After 12 years as the Gopher Women’s Basketball Head Coach, Pam Borton was fired this past Friday.
The announcement reportedly came the day after the Gophers’ 70 – 62 NIT loss to the Jackrabbits of South Dakota State University last Thursday.
Borton, 48, finished her tenure with an overall record of (236 – 152) — however, her greatest success with the Gophers occurred in her first few years with the program.
In her first three seasons as the head coach of the Gophers, Borton lead the team to two Sweet Sixteen appearances (in 2003 and 2005) and a memorable Final Four run in 2004. That particular team featured standouts Lindsay Whalen and Janel McCarville, and caused scores of Minnesota sports fans to pay close attention to the team for the first time in years.

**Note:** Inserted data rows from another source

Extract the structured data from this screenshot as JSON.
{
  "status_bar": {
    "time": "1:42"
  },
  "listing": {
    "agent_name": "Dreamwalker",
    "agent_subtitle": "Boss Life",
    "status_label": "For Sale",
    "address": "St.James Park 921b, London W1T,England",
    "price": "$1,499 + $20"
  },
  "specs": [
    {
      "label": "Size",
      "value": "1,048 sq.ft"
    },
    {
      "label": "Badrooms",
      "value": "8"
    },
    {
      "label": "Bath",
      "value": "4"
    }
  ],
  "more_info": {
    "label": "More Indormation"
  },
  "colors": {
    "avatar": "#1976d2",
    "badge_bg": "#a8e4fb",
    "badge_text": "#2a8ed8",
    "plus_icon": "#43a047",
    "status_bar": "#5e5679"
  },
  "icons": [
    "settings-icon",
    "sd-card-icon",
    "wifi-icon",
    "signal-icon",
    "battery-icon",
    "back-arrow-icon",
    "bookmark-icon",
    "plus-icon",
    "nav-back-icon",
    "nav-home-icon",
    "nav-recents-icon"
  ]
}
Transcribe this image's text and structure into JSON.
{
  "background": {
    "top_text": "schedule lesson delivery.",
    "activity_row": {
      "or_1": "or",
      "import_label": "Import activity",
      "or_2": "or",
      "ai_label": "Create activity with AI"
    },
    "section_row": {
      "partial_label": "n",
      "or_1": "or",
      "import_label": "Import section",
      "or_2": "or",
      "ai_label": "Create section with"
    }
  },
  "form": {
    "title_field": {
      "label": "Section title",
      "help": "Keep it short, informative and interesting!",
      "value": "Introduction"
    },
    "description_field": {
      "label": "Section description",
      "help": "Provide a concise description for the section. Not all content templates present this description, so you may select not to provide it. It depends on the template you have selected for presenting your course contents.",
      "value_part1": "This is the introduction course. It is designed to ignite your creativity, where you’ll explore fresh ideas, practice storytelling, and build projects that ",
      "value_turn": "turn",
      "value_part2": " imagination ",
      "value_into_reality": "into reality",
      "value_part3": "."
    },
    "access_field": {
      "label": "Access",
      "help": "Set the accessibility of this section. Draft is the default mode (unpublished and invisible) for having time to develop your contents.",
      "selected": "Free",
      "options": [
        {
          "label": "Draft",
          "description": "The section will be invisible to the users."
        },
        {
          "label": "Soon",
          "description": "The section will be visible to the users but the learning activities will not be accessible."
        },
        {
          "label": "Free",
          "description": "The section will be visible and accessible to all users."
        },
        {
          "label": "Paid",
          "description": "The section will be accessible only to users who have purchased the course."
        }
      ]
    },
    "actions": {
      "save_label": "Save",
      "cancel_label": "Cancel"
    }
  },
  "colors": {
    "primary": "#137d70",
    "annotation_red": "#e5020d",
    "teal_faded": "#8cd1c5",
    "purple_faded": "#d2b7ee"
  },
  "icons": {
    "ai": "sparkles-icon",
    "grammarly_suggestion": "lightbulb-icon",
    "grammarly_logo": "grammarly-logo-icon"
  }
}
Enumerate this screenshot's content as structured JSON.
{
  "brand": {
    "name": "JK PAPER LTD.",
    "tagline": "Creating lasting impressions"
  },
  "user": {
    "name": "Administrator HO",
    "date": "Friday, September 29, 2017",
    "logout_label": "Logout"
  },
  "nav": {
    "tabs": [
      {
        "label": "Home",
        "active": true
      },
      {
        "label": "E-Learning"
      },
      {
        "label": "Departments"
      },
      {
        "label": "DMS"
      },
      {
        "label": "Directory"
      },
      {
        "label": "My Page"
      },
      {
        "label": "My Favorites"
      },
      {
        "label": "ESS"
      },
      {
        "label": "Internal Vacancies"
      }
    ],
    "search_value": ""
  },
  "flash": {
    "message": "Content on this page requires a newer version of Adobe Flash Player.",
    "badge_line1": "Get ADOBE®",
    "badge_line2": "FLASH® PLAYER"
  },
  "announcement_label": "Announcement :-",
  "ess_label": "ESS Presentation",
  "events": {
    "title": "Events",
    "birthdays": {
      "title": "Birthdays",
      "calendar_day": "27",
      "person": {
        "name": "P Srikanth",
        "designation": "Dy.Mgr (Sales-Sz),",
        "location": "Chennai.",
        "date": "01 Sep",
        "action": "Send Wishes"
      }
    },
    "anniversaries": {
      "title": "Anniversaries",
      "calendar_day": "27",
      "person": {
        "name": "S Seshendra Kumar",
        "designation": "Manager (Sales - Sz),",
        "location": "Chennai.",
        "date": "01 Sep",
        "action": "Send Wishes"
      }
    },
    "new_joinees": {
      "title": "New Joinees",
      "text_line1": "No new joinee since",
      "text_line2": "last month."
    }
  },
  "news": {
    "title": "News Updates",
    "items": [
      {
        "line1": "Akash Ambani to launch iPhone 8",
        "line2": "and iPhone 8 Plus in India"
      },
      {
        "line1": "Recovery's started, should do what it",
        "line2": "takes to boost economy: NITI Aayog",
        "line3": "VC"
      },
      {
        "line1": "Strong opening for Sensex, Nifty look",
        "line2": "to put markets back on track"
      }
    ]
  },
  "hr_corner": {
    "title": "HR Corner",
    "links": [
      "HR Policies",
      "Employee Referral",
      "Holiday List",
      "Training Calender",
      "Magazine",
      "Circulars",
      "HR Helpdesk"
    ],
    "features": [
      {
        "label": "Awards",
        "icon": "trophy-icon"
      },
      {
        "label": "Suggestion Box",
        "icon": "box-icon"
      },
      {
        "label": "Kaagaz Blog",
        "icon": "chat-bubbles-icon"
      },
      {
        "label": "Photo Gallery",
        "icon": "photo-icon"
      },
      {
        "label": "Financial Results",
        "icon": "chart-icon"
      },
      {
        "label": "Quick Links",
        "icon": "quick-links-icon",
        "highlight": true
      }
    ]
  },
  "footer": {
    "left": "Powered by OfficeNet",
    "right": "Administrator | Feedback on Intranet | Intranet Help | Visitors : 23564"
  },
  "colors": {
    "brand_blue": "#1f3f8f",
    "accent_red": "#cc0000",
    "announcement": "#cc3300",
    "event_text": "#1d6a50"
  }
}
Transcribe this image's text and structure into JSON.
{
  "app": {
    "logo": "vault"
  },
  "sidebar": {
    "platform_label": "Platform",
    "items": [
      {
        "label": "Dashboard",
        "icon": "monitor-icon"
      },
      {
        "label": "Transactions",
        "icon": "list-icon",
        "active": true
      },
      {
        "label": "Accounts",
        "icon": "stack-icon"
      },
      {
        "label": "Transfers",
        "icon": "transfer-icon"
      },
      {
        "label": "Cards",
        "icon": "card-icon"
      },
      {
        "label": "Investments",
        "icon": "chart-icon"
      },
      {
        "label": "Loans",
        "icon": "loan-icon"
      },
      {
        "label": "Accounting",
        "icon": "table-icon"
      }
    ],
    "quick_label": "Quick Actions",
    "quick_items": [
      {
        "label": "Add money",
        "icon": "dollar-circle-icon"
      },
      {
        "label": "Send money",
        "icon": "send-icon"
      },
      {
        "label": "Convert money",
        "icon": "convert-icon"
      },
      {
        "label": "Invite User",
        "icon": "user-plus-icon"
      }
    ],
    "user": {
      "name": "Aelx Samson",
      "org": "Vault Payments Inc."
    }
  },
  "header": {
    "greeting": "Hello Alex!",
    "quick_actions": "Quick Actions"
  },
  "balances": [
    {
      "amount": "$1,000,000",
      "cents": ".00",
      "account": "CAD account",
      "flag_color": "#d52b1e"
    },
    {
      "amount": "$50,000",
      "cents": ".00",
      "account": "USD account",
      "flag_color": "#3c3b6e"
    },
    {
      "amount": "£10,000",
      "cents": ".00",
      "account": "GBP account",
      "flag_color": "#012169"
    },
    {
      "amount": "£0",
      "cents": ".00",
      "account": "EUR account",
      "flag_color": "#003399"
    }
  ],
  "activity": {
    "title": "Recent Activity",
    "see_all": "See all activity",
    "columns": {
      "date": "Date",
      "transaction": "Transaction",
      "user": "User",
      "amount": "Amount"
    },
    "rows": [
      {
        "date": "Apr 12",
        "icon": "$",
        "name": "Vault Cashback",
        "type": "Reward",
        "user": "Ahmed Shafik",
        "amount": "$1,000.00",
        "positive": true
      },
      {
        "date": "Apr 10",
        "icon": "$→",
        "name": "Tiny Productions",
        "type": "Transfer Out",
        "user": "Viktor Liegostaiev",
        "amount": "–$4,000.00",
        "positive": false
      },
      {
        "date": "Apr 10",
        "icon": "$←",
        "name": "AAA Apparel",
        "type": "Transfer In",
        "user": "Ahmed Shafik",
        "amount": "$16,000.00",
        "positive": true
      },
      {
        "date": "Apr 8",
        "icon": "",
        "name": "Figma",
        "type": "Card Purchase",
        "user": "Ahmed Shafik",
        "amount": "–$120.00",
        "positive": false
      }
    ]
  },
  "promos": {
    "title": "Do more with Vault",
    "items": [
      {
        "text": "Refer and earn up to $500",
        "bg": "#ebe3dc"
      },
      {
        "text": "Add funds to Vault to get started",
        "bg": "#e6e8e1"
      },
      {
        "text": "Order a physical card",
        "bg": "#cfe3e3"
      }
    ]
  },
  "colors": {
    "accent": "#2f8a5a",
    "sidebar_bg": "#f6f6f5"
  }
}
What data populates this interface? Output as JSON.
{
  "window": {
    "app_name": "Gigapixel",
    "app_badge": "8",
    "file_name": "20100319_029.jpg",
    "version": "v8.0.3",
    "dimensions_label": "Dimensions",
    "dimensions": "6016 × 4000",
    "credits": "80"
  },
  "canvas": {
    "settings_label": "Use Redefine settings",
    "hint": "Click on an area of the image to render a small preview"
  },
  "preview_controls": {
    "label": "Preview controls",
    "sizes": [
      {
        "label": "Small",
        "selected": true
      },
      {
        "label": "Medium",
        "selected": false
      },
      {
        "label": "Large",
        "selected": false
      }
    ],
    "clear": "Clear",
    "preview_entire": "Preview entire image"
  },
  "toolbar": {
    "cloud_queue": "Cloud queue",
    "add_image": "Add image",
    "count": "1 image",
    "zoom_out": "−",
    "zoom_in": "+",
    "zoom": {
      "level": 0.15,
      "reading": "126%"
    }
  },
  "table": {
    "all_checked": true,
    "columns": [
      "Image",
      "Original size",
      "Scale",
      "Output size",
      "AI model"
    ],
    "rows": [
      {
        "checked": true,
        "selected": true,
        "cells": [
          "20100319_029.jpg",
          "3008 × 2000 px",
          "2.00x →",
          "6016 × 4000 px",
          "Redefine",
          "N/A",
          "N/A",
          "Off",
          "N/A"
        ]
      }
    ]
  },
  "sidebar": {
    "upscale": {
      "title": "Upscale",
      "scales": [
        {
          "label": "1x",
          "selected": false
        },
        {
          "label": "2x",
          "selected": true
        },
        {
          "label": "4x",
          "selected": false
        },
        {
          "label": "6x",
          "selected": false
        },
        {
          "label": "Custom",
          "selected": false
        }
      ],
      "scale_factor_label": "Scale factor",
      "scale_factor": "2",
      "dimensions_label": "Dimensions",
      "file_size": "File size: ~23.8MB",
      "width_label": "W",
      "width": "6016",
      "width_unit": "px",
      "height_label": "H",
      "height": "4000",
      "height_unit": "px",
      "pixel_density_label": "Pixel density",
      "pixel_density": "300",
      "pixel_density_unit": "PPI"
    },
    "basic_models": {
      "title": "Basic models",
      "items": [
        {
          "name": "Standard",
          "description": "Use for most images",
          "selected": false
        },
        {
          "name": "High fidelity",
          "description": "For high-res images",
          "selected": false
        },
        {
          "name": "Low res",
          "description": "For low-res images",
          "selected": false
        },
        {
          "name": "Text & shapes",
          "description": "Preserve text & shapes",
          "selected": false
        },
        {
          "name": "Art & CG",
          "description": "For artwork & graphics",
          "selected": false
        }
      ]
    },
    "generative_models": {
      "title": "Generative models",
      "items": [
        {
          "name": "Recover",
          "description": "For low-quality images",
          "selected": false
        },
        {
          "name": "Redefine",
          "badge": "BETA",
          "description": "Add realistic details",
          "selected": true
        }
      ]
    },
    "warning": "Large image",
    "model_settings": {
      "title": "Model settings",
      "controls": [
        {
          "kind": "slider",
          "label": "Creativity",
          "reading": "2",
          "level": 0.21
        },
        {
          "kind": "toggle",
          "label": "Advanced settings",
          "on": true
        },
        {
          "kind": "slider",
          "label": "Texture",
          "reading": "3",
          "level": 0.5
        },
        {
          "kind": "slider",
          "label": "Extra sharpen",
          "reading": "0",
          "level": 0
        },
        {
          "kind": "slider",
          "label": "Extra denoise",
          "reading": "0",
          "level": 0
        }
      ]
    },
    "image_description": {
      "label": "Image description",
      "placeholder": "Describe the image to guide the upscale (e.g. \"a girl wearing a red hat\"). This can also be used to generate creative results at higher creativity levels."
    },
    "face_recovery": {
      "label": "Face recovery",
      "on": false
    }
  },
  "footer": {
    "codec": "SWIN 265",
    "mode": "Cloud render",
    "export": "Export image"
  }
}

Since 2005, the results have been less than impressive for the Gopher women — they’ve made it into the NCAA Tournament just three times in eight years, failing to advance past the second round each time (they lost in their opening game twice). In fact, since the 2010 season, the Gophers have not received an invitation back to the women’s 64-team “Big Dance.”
In addition — and related — to their slumping performance on the court, the decision to part ways with Borton may be tied to the decline in Gopher women’s ticket sales. At the height of their success under Borton — in 2003-2004 — the Gophers drew an average of over 9,700 fans per game to Williams Arena. In contrast, average attendance was under 3,200 per game this season.
Borton was under contract through the 2015-2016 season and will receive a $335,000 buyout.
Former Gopher player Kelly Roysland, who has been an assistant under Borton for the last four years will take over as acting head coach during the search for a permanent replacement.
University of Minnesota Athletic Director Norwood Teague sounded optimistic about the the future prospects of the team under the direction of a new coach,
“This is a golden opportunity for a coach. This program has succeeded in the past. We’ve proven we can win. We have unbelievable support… We’re going to have a lot of people interested in this job. I’m looking forward to the candidate pool being very strong. And we’re going to get somebody terrific.’’
Despite failing to live up to the high bar she set back during the ‘Whalen/McCarville Era’ in more recent years, Pam Borton’s shoes may be tough to fill.
Borton has arguably been the most successful overall coach in University of Minnesota Women’s Basketball history. Her 236 career wins as head coach place her atop the Gophers’ all-time list, and she lead the maroon and gold to six of their eight total NCAA Tournament appearances since the program’s inception.
Photos via: Associated Press